Return all lines from the listing below in which "JSON" appears.
DATA RECORDS START
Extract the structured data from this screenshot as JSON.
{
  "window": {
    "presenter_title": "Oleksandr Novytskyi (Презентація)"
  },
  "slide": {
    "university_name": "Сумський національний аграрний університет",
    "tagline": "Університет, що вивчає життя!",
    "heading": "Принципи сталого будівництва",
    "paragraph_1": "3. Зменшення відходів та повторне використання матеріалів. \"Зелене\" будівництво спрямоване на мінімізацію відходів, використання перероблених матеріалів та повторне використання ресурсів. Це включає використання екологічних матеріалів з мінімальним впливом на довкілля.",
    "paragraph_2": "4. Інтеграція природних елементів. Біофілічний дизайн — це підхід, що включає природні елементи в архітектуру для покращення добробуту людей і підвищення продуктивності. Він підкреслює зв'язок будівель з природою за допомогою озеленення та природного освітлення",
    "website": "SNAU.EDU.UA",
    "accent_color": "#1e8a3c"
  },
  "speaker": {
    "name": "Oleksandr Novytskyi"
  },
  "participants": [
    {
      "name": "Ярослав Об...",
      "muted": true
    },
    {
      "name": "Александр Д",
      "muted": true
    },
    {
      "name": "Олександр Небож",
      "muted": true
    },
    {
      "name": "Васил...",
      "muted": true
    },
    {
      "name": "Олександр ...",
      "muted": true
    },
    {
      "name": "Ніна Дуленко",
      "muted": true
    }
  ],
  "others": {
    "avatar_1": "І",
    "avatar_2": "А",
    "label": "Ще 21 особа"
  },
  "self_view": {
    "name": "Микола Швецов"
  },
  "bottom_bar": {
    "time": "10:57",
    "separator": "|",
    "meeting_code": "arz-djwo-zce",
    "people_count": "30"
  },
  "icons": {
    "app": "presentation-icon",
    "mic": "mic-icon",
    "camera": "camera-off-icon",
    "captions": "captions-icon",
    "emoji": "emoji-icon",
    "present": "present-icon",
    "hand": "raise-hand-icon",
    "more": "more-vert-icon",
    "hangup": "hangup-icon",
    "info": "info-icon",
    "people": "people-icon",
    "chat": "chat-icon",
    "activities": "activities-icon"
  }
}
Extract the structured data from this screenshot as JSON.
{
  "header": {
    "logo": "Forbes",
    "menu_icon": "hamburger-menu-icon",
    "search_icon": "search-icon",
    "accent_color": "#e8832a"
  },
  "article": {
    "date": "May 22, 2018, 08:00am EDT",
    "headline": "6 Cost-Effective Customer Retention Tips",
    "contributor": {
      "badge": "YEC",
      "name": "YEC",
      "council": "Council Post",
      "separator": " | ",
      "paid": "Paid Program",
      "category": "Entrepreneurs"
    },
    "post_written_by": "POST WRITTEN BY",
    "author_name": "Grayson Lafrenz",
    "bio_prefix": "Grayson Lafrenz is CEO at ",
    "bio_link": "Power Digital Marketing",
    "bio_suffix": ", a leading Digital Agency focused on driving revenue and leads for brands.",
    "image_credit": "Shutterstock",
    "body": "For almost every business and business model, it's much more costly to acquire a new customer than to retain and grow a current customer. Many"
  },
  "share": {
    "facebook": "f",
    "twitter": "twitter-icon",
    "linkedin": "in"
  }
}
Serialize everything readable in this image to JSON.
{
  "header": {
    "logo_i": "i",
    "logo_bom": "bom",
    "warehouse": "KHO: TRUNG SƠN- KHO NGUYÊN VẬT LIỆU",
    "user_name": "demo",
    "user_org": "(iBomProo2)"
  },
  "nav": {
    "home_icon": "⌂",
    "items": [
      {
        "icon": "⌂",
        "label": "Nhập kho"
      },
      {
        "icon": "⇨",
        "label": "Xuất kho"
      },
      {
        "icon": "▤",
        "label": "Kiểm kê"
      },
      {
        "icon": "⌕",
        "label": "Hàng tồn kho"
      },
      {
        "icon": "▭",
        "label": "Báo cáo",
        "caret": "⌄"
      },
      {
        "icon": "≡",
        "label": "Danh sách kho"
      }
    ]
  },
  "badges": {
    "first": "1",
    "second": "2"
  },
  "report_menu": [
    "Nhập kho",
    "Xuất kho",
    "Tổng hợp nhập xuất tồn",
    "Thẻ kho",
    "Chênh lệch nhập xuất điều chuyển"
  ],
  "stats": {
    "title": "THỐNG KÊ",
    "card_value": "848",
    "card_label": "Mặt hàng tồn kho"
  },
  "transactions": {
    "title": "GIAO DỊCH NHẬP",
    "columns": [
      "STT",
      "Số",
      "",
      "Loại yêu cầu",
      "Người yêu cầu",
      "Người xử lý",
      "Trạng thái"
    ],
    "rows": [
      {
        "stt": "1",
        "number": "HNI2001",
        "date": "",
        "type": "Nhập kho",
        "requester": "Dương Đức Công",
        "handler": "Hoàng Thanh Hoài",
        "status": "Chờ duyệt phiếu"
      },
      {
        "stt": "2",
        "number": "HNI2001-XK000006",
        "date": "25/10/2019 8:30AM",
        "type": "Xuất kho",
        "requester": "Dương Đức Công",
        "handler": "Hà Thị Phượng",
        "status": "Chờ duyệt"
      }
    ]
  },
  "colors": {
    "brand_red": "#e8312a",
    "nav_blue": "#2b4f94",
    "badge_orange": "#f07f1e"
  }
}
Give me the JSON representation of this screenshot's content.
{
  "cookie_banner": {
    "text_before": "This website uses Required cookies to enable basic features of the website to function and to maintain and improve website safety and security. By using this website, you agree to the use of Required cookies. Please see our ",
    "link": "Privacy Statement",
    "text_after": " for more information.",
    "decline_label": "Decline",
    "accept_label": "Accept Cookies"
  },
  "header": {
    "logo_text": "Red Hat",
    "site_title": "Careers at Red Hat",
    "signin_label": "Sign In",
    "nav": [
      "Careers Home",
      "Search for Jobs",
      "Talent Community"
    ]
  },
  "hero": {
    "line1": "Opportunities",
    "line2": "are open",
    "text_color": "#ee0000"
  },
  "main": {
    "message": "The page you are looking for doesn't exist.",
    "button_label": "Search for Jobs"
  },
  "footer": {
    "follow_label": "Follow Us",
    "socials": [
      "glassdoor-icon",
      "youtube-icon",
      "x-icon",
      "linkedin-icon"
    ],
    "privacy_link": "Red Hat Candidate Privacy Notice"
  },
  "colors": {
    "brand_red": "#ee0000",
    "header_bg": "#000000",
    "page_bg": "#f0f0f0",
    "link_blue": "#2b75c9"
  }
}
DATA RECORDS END
__ANSWER__
Extract the structured data from this screenshot as JSON.
Extract the structured data from this screenshot as JSON.
Serialize everything readable in this image to JSON.
Give me the JSON representation of this screenshot's content.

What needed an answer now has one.